From the "it doesn't hurt to try" department, try asking the spammer nicely to remove your name from its mailing list. Some spammers actually provide instructions for doing so. Otherwise, reply to the message and ask to have your name removed. If that doesn't work, forward the message to another address on that domain, such as administrator@spammer.com, abuse@spammer.com or postmaster@spammer.com, and register your request. Include your entire e-mail address in the request.

If that doesn't work, try following up your request with a letter, phone call or fax, if any of this information is available in the message.

Still getting spammed? It's time for a different tack. Sign up for one of those free e-mail accounts (http://www.iname.com, http://www.juno.com or http://www.usa.net, to name a few), and make that your spam account-use it on Web sites, Usenet newsgroups and wherever else you may post your e-mail address.

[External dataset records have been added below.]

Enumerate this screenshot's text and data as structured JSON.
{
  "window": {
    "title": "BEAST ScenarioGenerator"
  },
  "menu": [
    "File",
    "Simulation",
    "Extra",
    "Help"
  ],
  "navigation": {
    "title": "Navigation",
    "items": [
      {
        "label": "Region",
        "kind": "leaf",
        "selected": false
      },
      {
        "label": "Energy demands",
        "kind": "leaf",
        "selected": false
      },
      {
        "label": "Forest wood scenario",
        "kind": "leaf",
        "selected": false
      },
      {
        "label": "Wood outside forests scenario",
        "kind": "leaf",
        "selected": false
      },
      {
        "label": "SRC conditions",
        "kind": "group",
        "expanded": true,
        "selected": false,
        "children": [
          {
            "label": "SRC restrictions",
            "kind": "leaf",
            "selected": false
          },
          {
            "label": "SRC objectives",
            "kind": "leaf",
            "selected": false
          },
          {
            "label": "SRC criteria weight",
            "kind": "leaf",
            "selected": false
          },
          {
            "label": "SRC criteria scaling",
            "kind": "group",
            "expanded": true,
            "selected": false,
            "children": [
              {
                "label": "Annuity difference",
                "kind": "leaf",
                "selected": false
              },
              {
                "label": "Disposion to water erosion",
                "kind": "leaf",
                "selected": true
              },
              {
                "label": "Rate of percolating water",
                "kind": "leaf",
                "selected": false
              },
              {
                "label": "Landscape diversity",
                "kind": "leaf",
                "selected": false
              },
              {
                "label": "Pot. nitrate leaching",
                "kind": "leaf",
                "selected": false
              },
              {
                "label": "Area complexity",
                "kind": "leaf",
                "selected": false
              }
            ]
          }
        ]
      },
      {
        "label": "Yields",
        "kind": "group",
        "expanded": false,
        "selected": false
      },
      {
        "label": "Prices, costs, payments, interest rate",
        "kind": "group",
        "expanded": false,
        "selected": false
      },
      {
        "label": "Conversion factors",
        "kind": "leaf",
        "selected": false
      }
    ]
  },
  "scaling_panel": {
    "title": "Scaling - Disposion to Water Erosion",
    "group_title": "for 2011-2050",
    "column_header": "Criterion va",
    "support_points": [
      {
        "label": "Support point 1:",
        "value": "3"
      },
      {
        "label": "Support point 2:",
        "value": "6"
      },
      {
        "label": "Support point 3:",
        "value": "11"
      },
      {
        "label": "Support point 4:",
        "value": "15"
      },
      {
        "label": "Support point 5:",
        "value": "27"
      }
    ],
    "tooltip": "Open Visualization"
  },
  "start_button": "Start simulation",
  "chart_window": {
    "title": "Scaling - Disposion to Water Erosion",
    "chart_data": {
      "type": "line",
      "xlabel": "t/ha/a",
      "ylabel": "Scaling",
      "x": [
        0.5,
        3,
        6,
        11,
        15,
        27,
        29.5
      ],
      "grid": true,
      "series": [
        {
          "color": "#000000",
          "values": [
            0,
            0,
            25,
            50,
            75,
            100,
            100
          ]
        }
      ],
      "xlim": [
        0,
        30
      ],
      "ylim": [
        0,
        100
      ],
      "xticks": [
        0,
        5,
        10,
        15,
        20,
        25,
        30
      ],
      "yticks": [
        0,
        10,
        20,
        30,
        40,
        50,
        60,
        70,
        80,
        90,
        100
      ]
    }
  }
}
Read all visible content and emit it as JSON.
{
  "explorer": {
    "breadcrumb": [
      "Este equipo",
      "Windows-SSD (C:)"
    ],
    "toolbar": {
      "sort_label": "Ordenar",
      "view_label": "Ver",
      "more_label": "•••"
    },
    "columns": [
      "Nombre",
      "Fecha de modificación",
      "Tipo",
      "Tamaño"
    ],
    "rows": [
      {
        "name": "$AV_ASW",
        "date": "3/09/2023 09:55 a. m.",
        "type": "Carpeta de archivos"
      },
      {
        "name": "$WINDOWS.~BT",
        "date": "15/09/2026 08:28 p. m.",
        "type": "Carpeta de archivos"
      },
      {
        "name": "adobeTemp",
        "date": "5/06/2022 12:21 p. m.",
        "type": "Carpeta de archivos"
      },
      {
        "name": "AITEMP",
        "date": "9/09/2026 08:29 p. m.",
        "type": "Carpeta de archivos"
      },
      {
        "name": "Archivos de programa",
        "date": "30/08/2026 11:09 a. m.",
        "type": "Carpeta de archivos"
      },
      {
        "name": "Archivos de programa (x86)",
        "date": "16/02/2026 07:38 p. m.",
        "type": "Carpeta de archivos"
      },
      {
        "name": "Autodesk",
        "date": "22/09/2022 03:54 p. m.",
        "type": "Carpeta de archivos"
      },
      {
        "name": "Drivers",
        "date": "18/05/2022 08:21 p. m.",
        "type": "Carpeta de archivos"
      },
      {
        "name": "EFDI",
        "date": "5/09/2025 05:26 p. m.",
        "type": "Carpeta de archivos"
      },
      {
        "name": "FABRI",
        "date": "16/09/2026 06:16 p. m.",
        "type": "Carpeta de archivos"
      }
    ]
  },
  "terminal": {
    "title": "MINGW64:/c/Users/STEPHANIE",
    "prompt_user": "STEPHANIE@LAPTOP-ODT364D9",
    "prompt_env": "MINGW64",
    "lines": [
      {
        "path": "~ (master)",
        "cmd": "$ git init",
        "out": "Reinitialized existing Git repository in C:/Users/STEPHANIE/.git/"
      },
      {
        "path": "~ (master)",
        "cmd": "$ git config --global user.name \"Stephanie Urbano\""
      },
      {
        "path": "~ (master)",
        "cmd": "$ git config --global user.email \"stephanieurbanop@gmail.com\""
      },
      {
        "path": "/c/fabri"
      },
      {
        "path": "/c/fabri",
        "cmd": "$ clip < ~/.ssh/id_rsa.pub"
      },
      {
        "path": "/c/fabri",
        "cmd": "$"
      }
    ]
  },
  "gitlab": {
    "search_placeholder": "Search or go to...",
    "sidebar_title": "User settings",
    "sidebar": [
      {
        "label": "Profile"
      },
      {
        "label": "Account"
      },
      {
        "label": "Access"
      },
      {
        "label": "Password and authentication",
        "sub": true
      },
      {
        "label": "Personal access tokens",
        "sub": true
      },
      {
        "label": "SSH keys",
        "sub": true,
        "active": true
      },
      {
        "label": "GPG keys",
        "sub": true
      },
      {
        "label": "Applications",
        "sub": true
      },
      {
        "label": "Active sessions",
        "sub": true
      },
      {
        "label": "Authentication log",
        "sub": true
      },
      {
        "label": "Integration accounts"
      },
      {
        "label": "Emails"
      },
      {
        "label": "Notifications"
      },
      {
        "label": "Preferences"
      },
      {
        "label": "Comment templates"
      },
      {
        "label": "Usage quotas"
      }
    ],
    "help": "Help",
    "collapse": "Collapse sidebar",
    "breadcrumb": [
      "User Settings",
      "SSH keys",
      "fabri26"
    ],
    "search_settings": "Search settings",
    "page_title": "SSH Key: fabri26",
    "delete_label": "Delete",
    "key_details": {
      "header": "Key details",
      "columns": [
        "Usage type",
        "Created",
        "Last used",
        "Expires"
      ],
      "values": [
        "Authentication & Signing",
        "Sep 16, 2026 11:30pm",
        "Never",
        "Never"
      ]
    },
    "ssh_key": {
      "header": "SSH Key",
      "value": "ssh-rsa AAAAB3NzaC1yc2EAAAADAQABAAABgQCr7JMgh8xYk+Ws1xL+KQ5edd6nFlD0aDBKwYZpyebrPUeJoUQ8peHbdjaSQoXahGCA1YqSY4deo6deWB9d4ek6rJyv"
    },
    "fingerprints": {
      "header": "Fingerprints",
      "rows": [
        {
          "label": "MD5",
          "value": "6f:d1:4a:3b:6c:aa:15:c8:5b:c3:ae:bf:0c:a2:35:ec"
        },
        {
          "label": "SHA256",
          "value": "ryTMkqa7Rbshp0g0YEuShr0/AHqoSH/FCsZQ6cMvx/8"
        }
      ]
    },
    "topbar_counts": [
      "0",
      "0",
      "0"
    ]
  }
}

These sites are advertiser supported, so you can expect to get bombarded with spam here anyway. Be prepared to provide them with a lot of demographic information, so they send only the spam that suits you. When you go to this account, you can quickly scan the addresses and weed out the junk-you'll know it when you see it. You can respond to legitimate senders with your real e-mail address.

The online services are doing their part to spare you. America Online's PreferredMail service filters ads from a constantly updated list of spammers.

Other weapons in the war against spam include the multiple screen names that ISPs and online services allow you. AOL, for instance, lets you create up to five screen names on one account. Designate one as your spam account.

Finally, remove your name from all those Web directories (Four11, WhoWhere, Bigfoot American Directory Assistance, Internet Address Finder, SearchAmerica, Switchboard and World Email Directory are a few popular ones). These sites have e-mail addresses you can write to in order to remove your personal information from their databases.

Windows Magazine, August 1997, page 236.

[ Go to August 1997 Table of Contents ]